What is needed now is an effective information system. It's past high time for NPfIT to get on with delivering promises, or get off the pot.

It's interesting to contrast the passion among some NPfIT evangelists with the almost detached pragmaticism of those running the ID Cards/Passport service programme. The Identity and Passport Service officials don't look for praise for what they've achieved so far, annoint their followers, or hail what they plan to achieve. They just give the facts (though not always all of them).

Is there not a code of conduct for people attending these Select Committee meetings? Could Mr Nicholson's comment be described as a form of bullying people who are there to scrutinize on behalf of the public?

It shows a lack of respect for the process. Since Mr Nicholson's appointment people attending SHA meetings are handed a code of conduct paper which prevents them for speaking unless invited by the Chair, making it hard for anyone with concerns to air them in public.
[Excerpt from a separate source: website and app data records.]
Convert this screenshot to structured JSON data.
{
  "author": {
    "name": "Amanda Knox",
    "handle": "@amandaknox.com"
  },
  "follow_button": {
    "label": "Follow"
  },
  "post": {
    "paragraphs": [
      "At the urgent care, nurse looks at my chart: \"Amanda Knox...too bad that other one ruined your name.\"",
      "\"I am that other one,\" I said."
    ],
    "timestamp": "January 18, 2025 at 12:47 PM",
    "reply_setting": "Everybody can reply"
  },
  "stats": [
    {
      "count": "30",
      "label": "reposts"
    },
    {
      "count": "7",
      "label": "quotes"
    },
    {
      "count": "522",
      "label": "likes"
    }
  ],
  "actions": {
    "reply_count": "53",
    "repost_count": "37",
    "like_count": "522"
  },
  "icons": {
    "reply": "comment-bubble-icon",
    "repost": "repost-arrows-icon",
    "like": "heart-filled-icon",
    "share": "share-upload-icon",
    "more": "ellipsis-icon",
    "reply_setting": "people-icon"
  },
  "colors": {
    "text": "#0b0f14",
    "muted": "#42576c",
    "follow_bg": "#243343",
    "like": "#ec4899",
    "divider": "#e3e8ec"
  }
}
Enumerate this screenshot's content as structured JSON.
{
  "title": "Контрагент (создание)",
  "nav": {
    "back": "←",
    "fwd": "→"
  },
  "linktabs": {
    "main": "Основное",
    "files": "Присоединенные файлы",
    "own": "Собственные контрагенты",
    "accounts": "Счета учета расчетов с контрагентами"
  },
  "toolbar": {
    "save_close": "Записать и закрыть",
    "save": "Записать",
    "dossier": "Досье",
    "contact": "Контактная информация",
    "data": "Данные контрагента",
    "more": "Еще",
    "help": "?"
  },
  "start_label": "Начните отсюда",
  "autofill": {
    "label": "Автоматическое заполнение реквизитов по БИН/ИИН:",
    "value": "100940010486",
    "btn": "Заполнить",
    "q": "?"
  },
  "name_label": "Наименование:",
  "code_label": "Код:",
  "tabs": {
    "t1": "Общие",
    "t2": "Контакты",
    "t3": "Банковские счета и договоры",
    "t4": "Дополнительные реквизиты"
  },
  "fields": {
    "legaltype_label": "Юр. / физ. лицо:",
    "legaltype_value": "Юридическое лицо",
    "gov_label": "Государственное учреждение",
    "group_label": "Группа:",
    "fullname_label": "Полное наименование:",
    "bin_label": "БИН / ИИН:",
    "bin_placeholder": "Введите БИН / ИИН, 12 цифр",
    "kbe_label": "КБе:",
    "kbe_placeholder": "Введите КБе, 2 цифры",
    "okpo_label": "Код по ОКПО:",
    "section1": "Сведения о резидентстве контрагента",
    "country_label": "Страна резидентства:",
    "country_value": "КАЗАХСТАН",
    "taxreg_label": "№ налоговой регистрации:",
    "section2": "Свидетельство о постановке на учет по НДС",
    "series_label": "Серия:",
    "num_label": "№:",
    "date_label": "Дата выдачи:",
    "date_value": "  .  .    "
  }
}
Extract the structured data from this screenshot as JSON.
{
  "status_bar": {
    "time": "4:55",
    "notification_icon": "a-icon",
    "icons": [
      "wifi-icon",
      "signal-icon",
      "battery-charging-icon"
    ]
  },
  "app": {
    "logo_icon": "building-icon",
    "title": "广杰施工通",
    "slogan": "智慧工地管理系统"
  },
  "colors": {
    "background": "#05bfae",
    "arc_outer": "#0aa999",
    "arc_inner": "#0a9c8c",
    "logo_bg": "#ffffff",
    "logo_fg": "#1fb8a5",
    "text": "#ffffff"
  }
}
Is it one rule for them and another for Joe public, whose only avenue is to use the complaints system as a means of being heard?

I think the Select Committee should censure Mr Nicholson as it gives a bad example to others attending in the future. [edited]